======== Provided data ========

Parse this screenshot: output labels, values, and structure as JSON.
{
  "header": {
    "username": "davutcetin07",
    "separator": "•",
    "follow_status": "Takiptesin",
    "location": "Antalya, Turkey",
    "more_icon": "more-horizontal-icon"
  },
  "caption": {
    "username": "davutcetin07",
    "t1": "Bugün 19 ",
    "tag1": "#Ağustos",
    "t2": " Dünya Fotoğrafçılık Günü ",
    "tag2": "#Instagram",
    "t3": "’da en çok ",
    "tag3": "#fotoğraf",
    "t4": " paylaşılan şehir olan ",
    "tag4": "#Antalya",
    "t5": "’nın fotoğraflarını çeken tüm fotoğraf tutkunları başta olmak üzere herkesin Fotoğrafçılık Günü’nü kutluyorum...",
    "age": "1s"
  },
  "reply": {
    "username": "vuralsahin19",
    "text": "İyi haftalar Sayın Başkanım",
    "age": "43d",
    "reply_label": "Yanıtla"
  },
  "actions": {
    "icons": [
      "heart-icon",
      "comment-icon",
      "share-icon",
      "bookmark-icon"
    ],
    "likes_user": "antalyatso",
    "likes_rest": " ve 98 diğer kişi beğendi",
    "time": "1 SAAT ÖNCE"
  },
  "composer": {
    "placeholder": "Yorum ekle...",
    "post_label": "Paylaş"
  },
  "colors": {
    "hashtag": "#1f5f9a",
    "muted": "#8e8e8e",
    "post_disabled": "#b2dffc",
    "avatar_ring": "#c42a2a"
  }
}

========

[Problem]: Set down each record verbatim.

[Response to this exercise]:
Parse this screenshot: output labels, values, and structure as JSON.
{
  "header": {
    "username": "davutcetin07",
    "separator": "•",
    "follow_status": "Takiptesin",
    "location": "Antalya, Turkey",
    "more_icon": "more-horizontal-icon"
  },
  "caption": {
    "username": "davutcetin07",
    "t1": "Bugün 19 ",
    "tag1": "#Ağustos",
    "t2": " Dünya Fotoğrafçılık Günü ",
    "tag2": "#Instagram",
    "t3": "’da en çok ",
    "tag3": "#fotoğraf",
    "t4": " paylaşılan şehir olan ",
    "tag4": "#Antalya",
    "t5": "’nın fotoğraflarını çeken tüm fotoğraf tutkunları başta olmak üzere herkesin Fotoğrafçılık Günü’nü kutluyorum...",
    "age": "1s"
  },
  "reply": {
    "username": "vuralsahin19",
    "text": "İyi haftalar Sayın Başkanım",
    "age": "43d",
    "reply_label": "Yanıtla"
  },
  "actions": {
    "icons": [
      "heart-icon",
      "comment-icon",
      "share-icon",
      "bookmark-icon"
    ],
    "likes_user": "antalyatso",
    "likes_rest": " ve 98 diğer kişi beğendi",
    "time": "1 SAAT ÖNCE"
  },
  "composer": {
    "placeholder": "Yorum ekle...",
    "post_label": "Paylaş"
  },
  "colors": {
    "hashtag": "#1f5f9a",
    "muted": "#8e8e8e",
    "post_disabled": "#b2dffc",
    "avatar_ring": "#c42a2a"
  }
}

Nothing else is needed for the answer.